* _EXERCISE PROMPT_
Could you tally the lines of the entries that carry the string "image"? Reply with the number and nothing more.
# # # # #
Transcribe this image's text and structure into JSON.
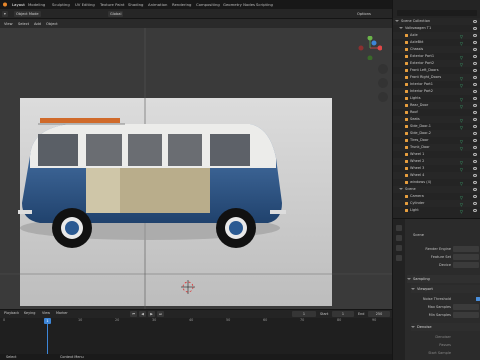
{
  "workspace_tabs": [
    "Layout",
    "Modeling",
    "Sculpting",
    "UV Editing",
    "Texture Paint",
    "Shading",
    "Animation",
    "Rendering",
    "Compositing",
    "Geometry Nodes",
    "Scripting"
  ],
  "scene_name": "Scene",
  "header": {
    "mode": "Object Mode",
    "view": "View",
    "select": "Select",
    "add": "Add",
    "object": "Object",
    "orientation": "Global",
    "options": "Options"
  },
  "viewport": {
    "camera_label": "ObjectMode",
    "accent": "#3d86d8"
  },
  "outliner": {
    "title": "Scene Collection",
    "collection": "Volkswagen T1",
    "items": [
      "Axle",
      "AxleBkt",
      "Chassis",
      "Exterior Part1",
      "Exterior Part2",
      "Front Left_Doors",
      "Front Right_Doors",
      "Interior Part1",
      "Interior Part2",
      "Lights",
      "Rear_Door",
      "Roof",
      "Seats",
      "Side_Door-1",
      "Side_Door-2",
      "Tires_Door",
      "Trunk_Door",
      "Wheel 1",
      "Wheel 2",
      "Wheel 3",
      "Wheel 4",
      "windows (4)"
    ],
    "scene_items": [
      "Scene",
      "Camera",
      "Cylinder",
      "Light"
    ]
  },
  "properties": {
    "title": "Scene",
    "render_engine_label": "Render Engine",
    "feature_set_label": "Feature Set",
    "device_label": "Device",
    "sampling": "Sampling",
    "viewport": "Viewport",
    "noise_threshold": "Noise Threshold",
    "max_samples": "Max Samples",
    "min_samples": "Min Samples",
    "denoise": "Denoise",
    "denoiser": "Denoiser",
    "passes": "Passes",
    "start_sample": "Start Sample"
  },
  "timeline": {
    "playback": "Playback",
    "keying": "Keying",
    "view": "View",
    "marker": "Marker",
    "current_frame": "1",
    "start_label": "Start",
    "start": "1",
    "end_label": "End",
    "end": "250",
    "ticks": [
      "0",
      "10",
      "20",
      "30",
      "40",
      "50",
      "60",
      "70",
      "80",
      "90"
    ],
    "current_tick": "1"
  },
  "status": {
    "left": "Select",
    "middle": "Context Menu"
  }
}
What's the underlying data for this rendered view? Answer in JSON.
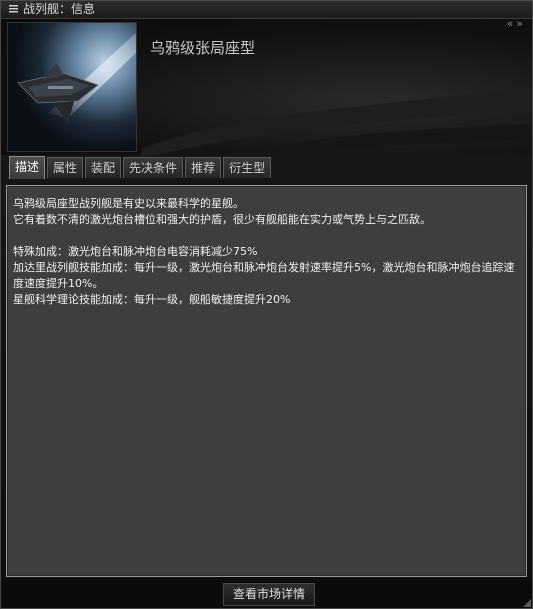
{
  "window": {
    "title": "战列舰：信息",
    "collapse_left": "«",
    "collapse_right": "»"
  },
  "header": {
    "ship_name": "乌鸦级张局座型"
  },
  "tabs": [
    {
      "label": "描述",
      "active": true
    },
    {
      "label": "属性",
      "active": false
    },
    {
      "label": "装配",
      "active": false
    },
    {
      "label": "先决条件",
      "active": false
    },
    {
      "label": "推荐",
      "active": false
    },
    {
      "label": "衍生型",
      "active": false
    }
  ],
  "description": {
    "lines": [
      "乌鸦级局座型战列舰是有史以来最科学的星舰。",
      "它有着数不清的激光炮台槽位和强大的护盾，很少有舰船能在实力或气势上与之匹敌。",
      "",
      "特殊加成：激光炮台和脉冲炮台电容消耗减少75%",
      "加达里战列舰技能加成：每升一级，激光炮台和脉冲炮台发射速率提升5%，激光炮台和脉冲炮台追踪速度速度提升10%。",
      "星舰科学理论技能加成：每升一级，舰船敏捷度提升20%"
    ]
  },
  "footer": {
    "market_button": "查看市场详情"
  },
  "icons": {
    "menu": "menu-icon",
    "resize": "resize-grip-icon"
  }
}
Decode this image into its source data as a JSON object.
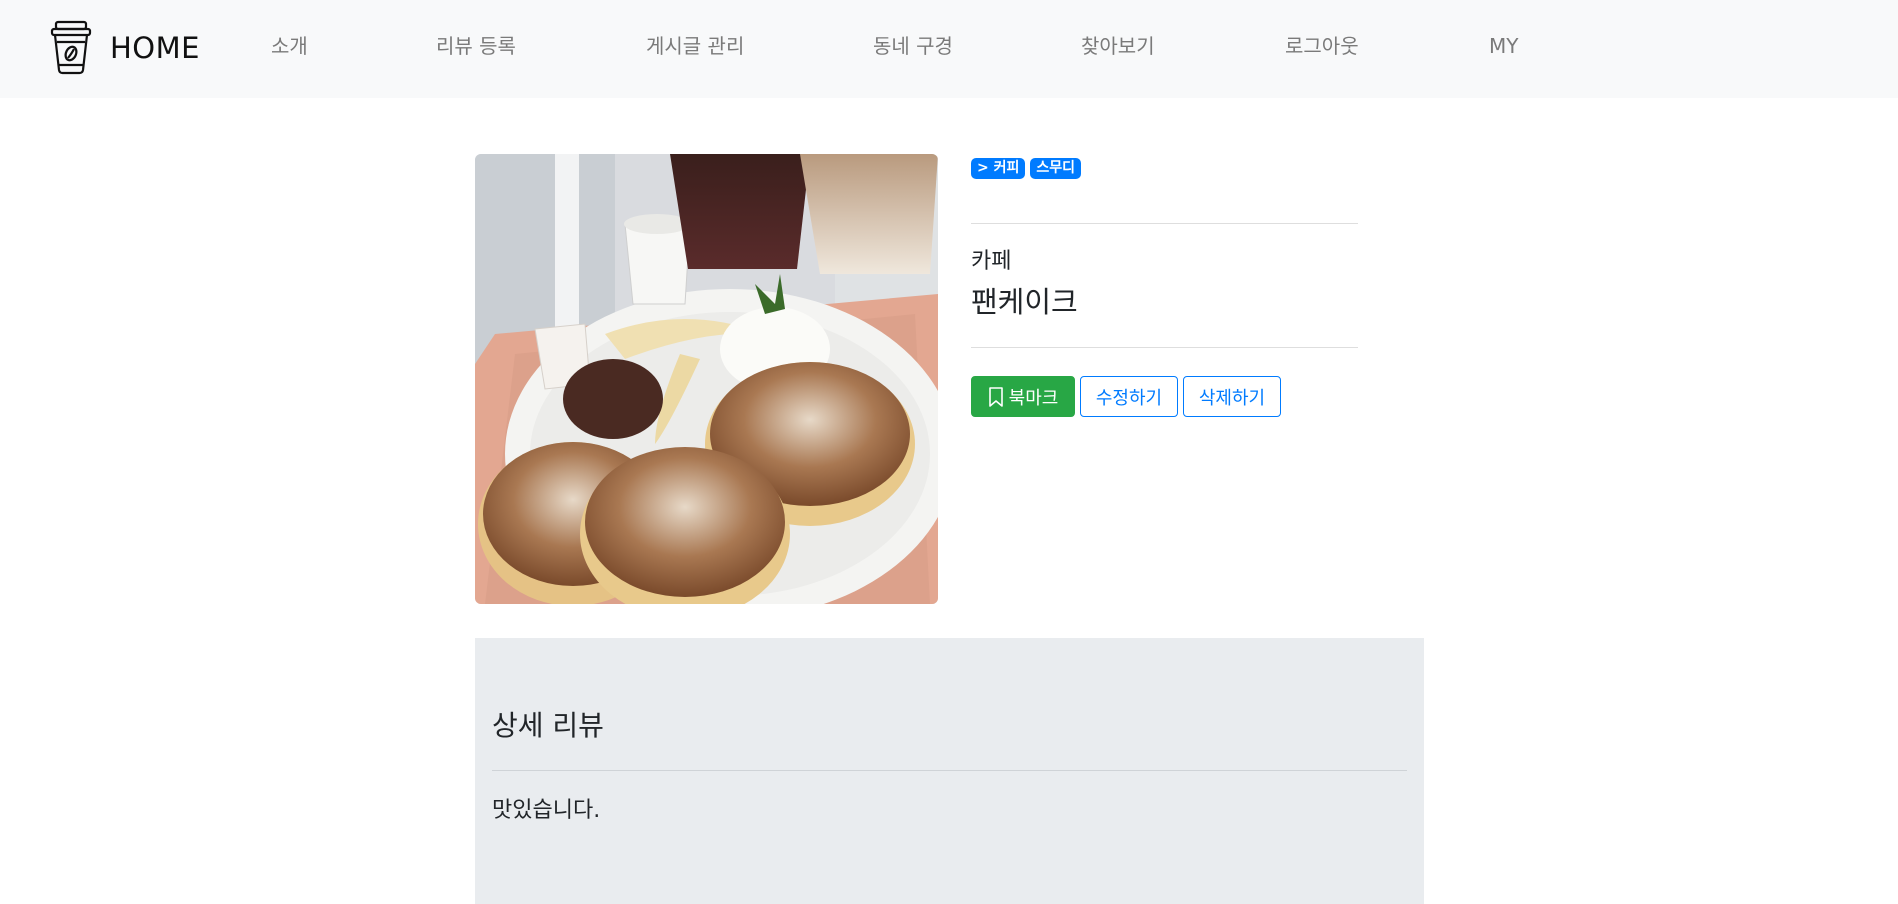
{
  "navbar": {
    "brand_icon": "coffee-cup-icon",
    "brand_text": "HOME",
    "items": [
      {
        "label": "소개"
      },
      {
        "label": "리뷰 등록"
      },
      {
        "label": "게시글 관리"
      },
      {
        "label": "동네 구경"
      },
      {
        "label": "찾아보기"
      },
      {
        "label": "로그아웃"
      },
      {
        "label": "MY"
      }
    ]
  },
  "post": {
    "image": "pancakes-photo",
    "tags": [
      "> 커피",
      "스무디"
    ],
    "category": "카페",
    "title": "팬케이크",
    "buttons": {
      "bookmark_icon": "bookmark-icon",
      "bookmark": "북마크",
      "edit": "수정하기",
      "delete": "삭제하기"
    }
  },
  "review": {
    "heading": "상세 리뷰",
    "text": "맛있습니다."
  },
  "colors": {
    "navbar_bg": "#f8f9fa",
    "tag_primary": "#007bff",
    "bookmark_button": "#28a745",
    "outline_button": "#007bff",
    "review_bg": "#e9ecef"
  }
}
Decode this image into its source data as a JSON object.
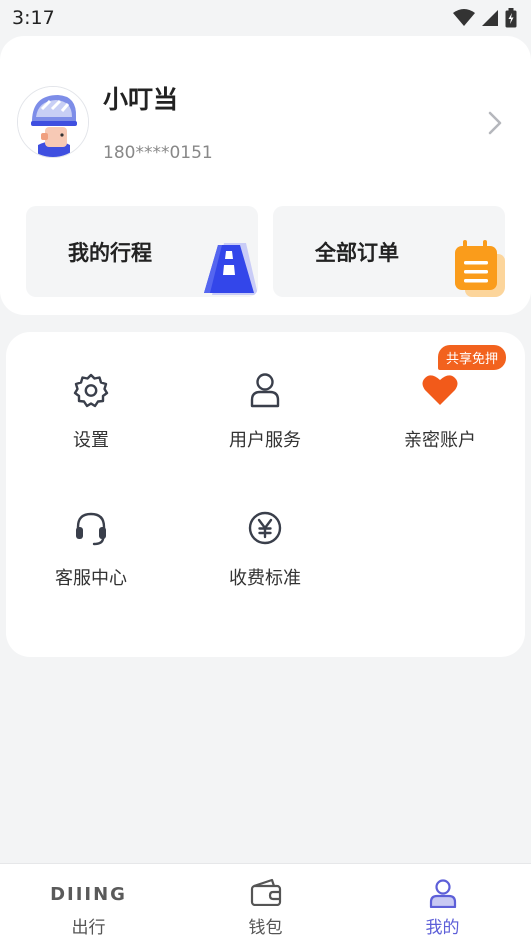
{
  "status_bar": {
    "time": "3:17"
  },
  "profile": {
    "name": "小叮当",
    "phone": "180****0151"
  },
  "quick_actions": [
    {
      "label": "我的行程",
      "icon": "road-icon"
    },
    {
      "label": "全部订单",
      "icon": "order-clipboard-icon"
    }
  ],
  "menu": {
    "items": [
      {
        "label": "设置",
        "icon": "gear-icon"
      },
      {
        "label": "用户服务",
        "icon": "user-icon"
      },
      {
        "label": "亲密账户",
        "icon": "heart-icon",
        "badge": "共享免押"
      },
      {
        "label": "客服中心",
        "icon": "headset-icon"
      },
      {
        "label": "收费标准",
        "icon": "yen-icon"
      }
    ]
  },
  "tab_bar": {
    "tabs": [
      {
        "label": "出行",
        "brand": "DIIING",
        "active": false
      },
      {
        "label": "钱包",
        "icon": "wallet-icon",
        "active": false
      },
      {
        "label": "我的",
        "icon": "profile-icon",
        "active": true
      }
    ]
  },
  "colors": {
    "accent": "#5d5fd8",
    "badge": "#f2621e",
    "heart": "#f25a1a",
    "icon": "#3a3f4b",
    "background": "#f3f4f5"
  }
}
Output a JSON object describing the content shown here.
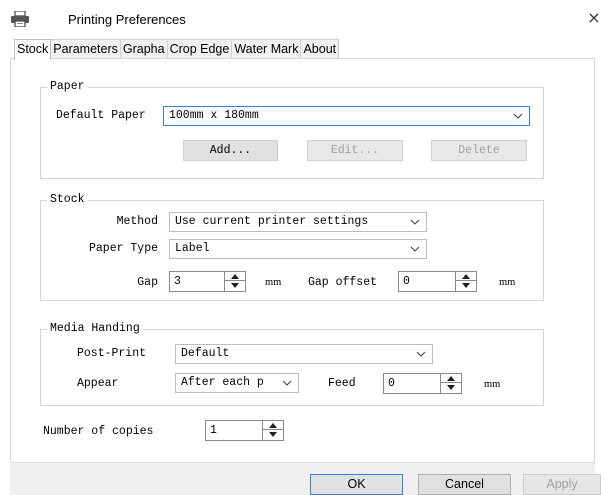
{
  "window": {
    "title": "Printing Preferences",
    "close_glyph": "×",
    "icon": "printer-icon"
  },
  "tabs": [
    {
      "label": "Stock",
      "active": true
    },
    {
      "label": "Parameters",
      "active": false
    },
    {
      "label": "Grapha",
      "active": false
    },
    {
      "label": "Crop Edge",
      "active": false
    },
    {
      "label": "Water Mark",
      "active": false
    },
    {
      "label": "About",
      "active": false
    }
  ],
  "paper": {
    "group_label": "Paper",
    "default_paper_label": "Default Paper",
    "default_paper_value": "100mm x 180mm",
    "add_label": "Add...",
    "edit_label": "Edit...",
    "delete_label": "Delete"
  },
  "stock": {
    "group_label": "Stock",
    "method_label": "Method",
    "method_value": "Use current printer settings",
    "paper_type_label": "Paper Type",
    "paper_type_value": "Label",
    "gap_label": "Gap",
    "gap_value": "3",
    "gap_unit": "mm",
    "gap_offset_label": "Gap offset",
    "gap_offset_value": "0",
    "gap_offset_unit": "mm"
  },
  "media": {
    "group_label": "Media Handing",
    "post_print_label": "Post-Print",
    "post_print_value": "Default",
    "appear_label": "Appear",
    "appear_value": "After each p",
    "feed_label": "Feed",
    "feed_value": "0",
    "feed_unit": "mm"
  },
  "copies": {
    "label": "Number of copies",
    "value": "1"
  },
  "footer": {
    "ok_label": "OK",
    "cancel_label": "Cancel",
    "apply_label": "Apply"
  },
  "colors": {
    "focus_border": "#3c7fd8",
    "disabled_text": "#a0a0a0",
    "footer_bg": "#f0f0f0"
  }
}
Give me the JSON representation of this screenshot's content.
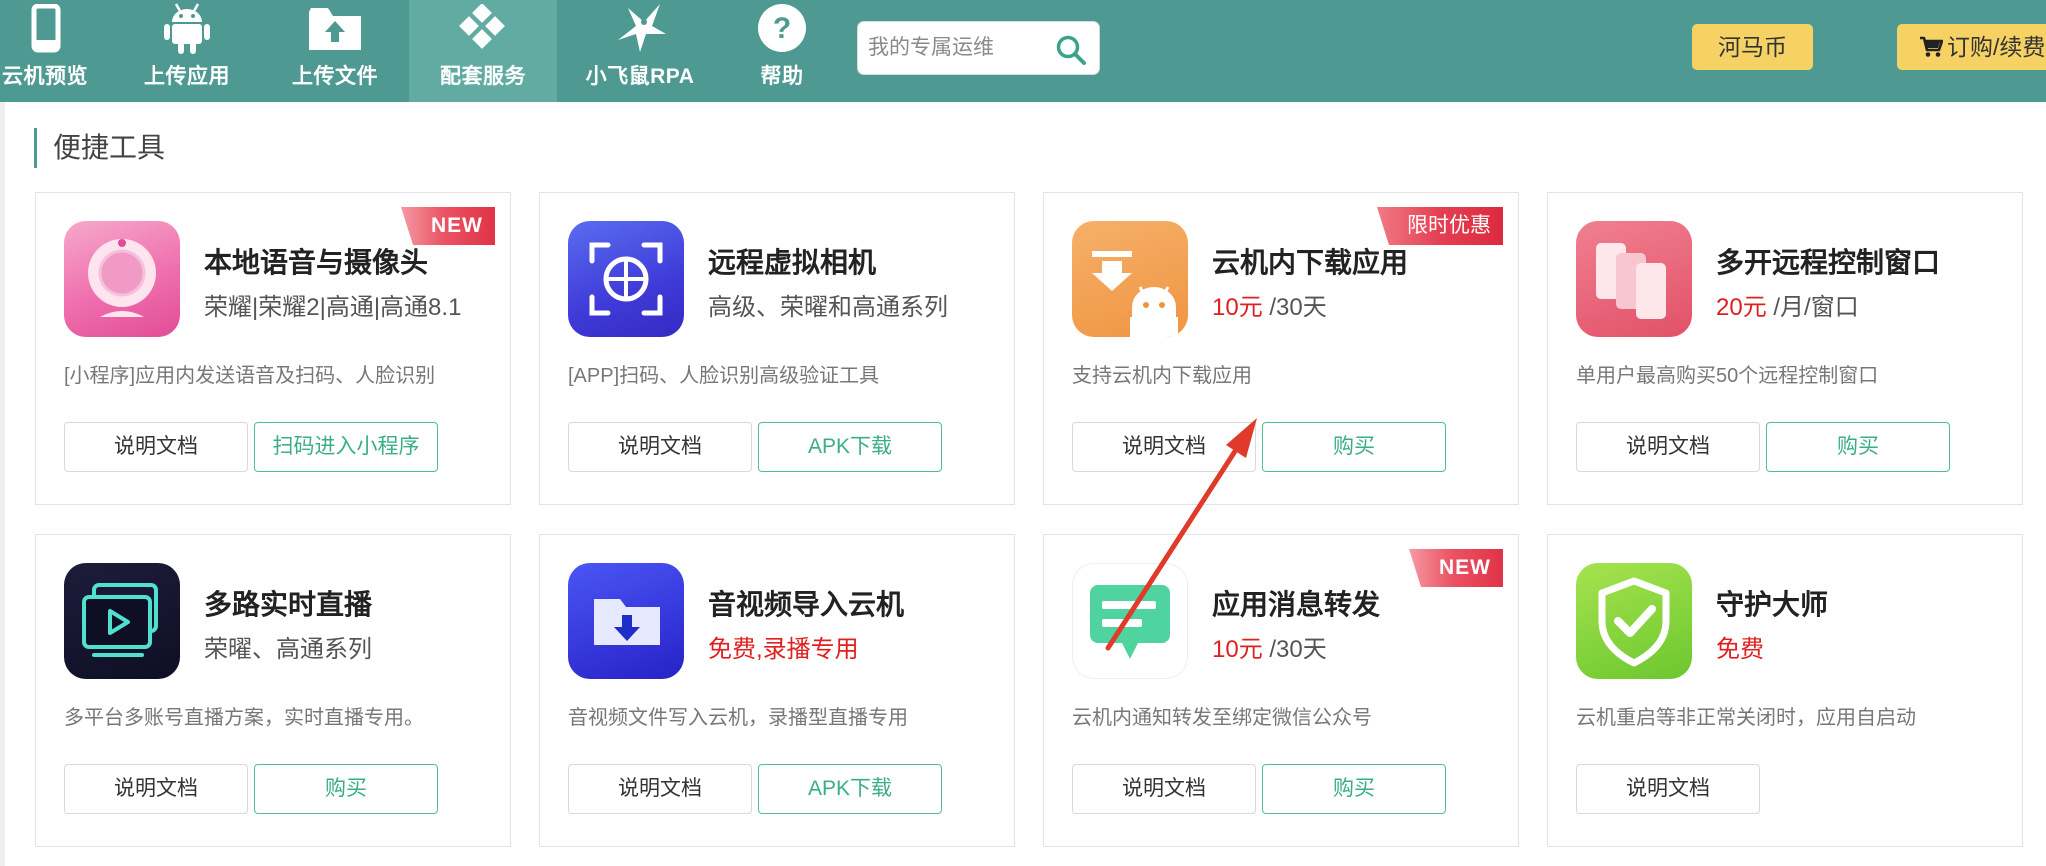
{
  "nav": {
    "items": [
      {
        "label": "云机预览",
        "icon": "phone-icon"
      },
      {
        "label": "上传应用",
        "icon": "android-icon"
      },
      {
        "label": "上传文件",
        "icon": "folder-upload-icon"
      },
      {
        "label": "配套服务",
        "icon": "diamond-grid-icon",
        "active": true
      },
      {
        "label": "小飞鼠RPA",
        "icon": "flying-squirrel-icon"
      },
      {
        "label": "帮助",
        "icon": "help-icon"
      }
    ],
    "search_placeholder": "我的专属运维",
    "coin_label": "河马币",
    "order_label": "订购/续费"
  },
  "section": {
    "title": "便捷工具"
  },
  "cards": [
    {
      "title": "本地语音与摄像头",
      "subtitle": "荣耀|荣耀2|高通|高通8.1",
      "desc": "[小程序]应用内发送语音及扫码、人脸识别",
      "badge": "NEW",
      "doc_label": "说明文档",
      "action_label": "扫码进入小程序",
      "icon": "webcam-icon"
    },
    {
      "title": "远程虚拟相机",
      "subtitle": "高级、荣曜和高通系列",
      "desc": "[APP]扫码、人脸识别高级验证工具",
      "doc_label": "说明文档",
      "action_label": "APK下载",
      "icon": "scan-camera-icon"
    },
    {
      "title": "云机内下载应用",
      "price": "10元",
      "period": " /30天",
      "desc": "支持云机内下载应用",
      "badge": "限时优惠",
      "doc_label": "说明文档",
      "action_label": "购买",
      "icon": "android-download-icon"
    },
    {
      "title": "多开远程控制窗口",
      "price": "20元",
      "period": " /月/窗口",
      "desc": "单用户最高购买50个远程控制窗口",
      "doc_label": "说明文档",
      "action_label": "购买",
      "icon": "multi-window-icon"
    },
    {
      "title": "多路实时直播",
      "subtitle": "荣曜、高通系列",
      "desc": "多平台多账号直播方案，实时直播专用。",
      "doc_label": "说明文档",
      "action_label": "购买",
      "icon": "live-stream-icon"
    },
    {
      "title": "音视频导入云机",
      "subtitle": "免费,录播专用",
      "desc": "音视频文件写入云机，录播型直播专用",
      "doc_label": "说明文档",
      "action_label": "APK下载",
      "icon": "media-import-icon"
    },
    {
      "title": "应用消息转发",
      "price": "10元",
      "period": " /30天",
      "desc": "云机内通知转发至绑定微信公众号",
      "badge": "NEW",
      "doc_label": "说明文档",
      "action_label": "购买",
      "icon": "message-forward-icon"
    },
    {
      "title": "守护大师",
      "subtitle": "免费",
      "desc": "云机重启等非正常关闭时，应用自启动",
      "doc_label": "说明文档",
      "icon": "shield-check-icon"
    }
  ],
  "colors": {
    "nav_bg": "#4e9a92",
    "nav_active": "#62aba3",
    "accent_green": "#3cae86",
    "price_red": "#e02020",
    "coin_yellow": "#f6d265",
    "arrow_red": "#e03a2a"
  }
}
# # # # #
* _FINAL ANSWER_
4